In first, key European body calls on Palestinians to stop financing terror
Israel declares ‘diplomatic achievement’; Council of Europe also slams Trump’s Jerusalem decision and urges increased EU role in peace process
Dov Lieber is The Times of Israel's Arab affairs correspondent.
The leading European human rights assembly on Thursday endorsed a resolution that called on Ramallah to stop paying salaries to the families of Palestinian terrorists. It also condemned the American decision to recognize Jerusalem as the capital of Israel and called for an increased European role in the Israeli-Palestinian peace process.
The resolution primarily deals with the consequences of US President Donald Trump’s December 6 declaration recognizing Jerusalem as Israel’s capital and promising to relocate the US embassy there.
“The role of the United States as a serious broker in the peace process was undoubtedly undermined by the declaration of its President on Jerusalem. Its future role should be based on a renewed attitude of neutrality in the peace process,” the resolution states.
“In this context, Europe should play a major role in the sponsorship and resumption of the peace process,” it continues.
Thursday’s resolution was approved hours before Trump declared in Davos that the US would no longer provide aid to the Palestinians if they refused to engage in US-brokered peace talks with Israel. He also said he’d taken Jerusalem “off the table” with his December 6 recognition, which had led the Palestinians to freeze ties with the US.
The resolution advocated for an increased European role in the peace process alongside the US and added that “decisive” action should be taken by the international community, including the Council of Europe, to create conditions for relaunching the peace process.

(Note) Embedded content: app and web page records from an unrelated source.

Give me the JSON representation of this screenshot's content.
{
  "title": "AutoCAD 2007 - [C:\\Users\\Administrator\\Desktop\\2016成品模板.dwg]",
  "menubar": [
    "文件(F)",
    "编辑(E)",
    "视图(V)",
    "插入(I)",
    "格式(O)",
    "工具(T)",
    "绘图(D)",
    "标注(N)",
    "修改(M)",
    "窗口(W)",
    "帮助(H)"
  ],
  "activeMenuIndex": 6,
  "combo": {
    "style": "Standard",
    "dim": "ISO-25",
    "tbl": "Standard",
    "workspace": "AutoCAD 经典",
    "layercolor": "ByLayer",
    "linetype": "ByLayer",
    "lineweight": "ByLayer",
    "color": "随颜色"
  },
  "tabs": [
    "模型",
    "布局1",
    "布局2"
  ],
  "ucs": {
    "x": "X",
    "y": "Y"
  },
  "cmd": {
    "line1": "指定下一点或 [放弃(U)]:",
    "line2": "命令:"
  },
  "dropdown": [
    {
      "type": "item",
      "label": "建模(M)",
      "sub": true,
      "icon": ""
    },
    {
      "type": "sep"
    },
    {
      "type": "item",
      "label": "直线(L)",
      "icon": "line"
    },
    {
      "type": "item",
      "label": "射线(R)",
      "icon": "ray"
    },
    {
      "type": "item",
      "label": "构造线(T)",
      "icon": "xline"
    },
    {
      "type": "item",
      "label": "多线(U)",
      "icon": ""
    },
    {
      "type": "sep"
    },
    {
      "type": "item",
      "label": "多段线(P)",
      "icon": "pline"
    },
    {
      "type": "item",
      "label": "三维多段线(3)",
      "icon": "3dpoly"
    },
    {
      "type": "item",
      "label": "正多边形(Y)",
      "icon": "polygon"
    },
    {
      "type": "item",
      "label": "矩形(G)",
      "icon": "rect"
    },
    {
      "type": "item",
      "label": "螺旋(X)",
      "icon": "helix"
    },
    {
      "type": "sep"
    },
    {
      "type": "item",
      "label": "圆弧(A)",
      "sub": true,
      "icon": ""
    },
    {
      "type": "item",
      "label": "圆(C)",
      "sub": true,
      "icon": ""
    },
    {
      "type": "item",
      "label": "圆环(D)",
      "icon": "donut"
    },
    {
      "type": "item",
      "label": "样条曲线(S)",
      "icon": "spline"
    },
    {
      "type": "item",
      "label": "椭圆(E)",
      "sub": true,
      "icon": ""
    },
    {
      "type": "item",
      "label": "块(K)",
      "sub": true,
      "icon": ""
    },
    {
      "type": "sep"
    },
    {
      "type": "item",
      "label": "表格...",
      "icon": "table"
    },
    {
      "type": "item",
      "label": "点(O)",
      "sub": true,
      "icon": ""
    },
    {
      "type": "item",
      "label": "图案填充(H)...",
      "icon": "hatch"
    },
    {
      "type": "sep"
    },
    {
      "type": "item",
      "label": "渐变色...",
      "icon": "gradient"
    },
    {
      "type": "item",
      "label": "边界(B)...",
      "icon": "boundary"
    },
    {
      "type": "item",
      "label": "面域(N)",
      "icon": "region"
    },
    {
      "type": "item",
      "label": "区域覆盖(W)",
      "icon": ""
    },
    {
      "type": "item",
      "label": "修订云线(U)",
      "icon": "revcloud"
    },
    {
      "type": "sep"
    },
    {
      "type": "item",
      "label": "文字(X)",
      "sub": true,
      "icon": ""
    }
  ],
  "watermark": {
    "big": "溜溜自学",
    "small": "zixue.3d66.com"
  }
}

It also said the council believes the peace process “no longer seems to be a priority for the USA, for Europe and for some Arab States.”
Israelis and Palestinians have not sat together at the negotiating table since US-backed talks fell apart in 2014.
In what appeared to be a small diplomatic coup for Israel, the resolution included a clause condemning Ramallah’s policy of paying terrorists jailed in Israel and the families of so-called ‘martyrs’ a monthly salary. The clause did not appear in an early draft of the resolution seen by The Times of Israel on Tuesday.
It marked the first time the Council of Europe has called on the Palestinian Authority to stop financing terror activities against Israel, said Israel’s ambassador to the human rights body.
Ambassador Carmel Shama-Hacohen’s office said other Palestinian efforts to have the text further amended to include harsher criticisms of Israel did not affect the final draft. In a statement, he called the vote a “diplomatic achievement” for Israel.
“The Palestinians, I think, are sorry for instigating the unnecessary move, but that’s how it is when you’re constantly preoccupied with lies and incitement,” he said.
The Council of Europe comprises 47 European states, including 27 EU member states. Israel has an observer delegation in the council, while the Palestinians have a “partner for democracy delegation.”
The resolution also condemned continued construction in Israeli settlements in the West Bank and in East Jerusalem, arguing that such activity is “undermining the feasibility of the two-state solution.”
It also condemned the failure of rival Palestinian factions Fatah, which dominates the Palestinian Authority, and Hamas, which controls the Gaza Strip, to reconcile. The resolution said the lack of reconciliation harms the “credibility” of the Palestinians in negotiations.
According to the PA Finance Ministry’s 2017 budget, published on its website earlier in July, salaries to incarcerated and released Palestinian prisoners, many of whom are convicted terrorists, would amount to NIS 552 million ($153.4 million) for the year.
The budget also allocated $190,869,166 for payments to so-called “families of martyrs,” up from $174,630,296 allocated in 2016.
The families are defined as those with members who were “killed or wounded in the struggle against Zionism,” including those killed while committing attacks against Israelis, or in any other context by an Israeli.
Palestinians argue the payments are a form of social welfare.
The US Senate and House of Representatives are working on legislation, backed by the Trump administration, that could freeze most US financial aid to the Palestinians if the controversial payments don’t cease.
Following the US decision to recognize Jerusalem as the capital of Israel, the Palestinian leadership declared that Washington could no longer fulfill the historic and central role in the peace process it has held for over two decades.
Instead, Abbas is now seeking a new international framework through which the Palestinians can win an independent state. The main players in that arena, from his point of view, are the EU, the UN, Russia and China.
On Monday, European Union Foreign Policy chief Federica Mogherini said Brussels was ready to take a “central role,” alongside the United States, expanding the international role in mediating between Israel and the Palestinians.
Israel rejects any negotiations that are not bilateral and led by the US.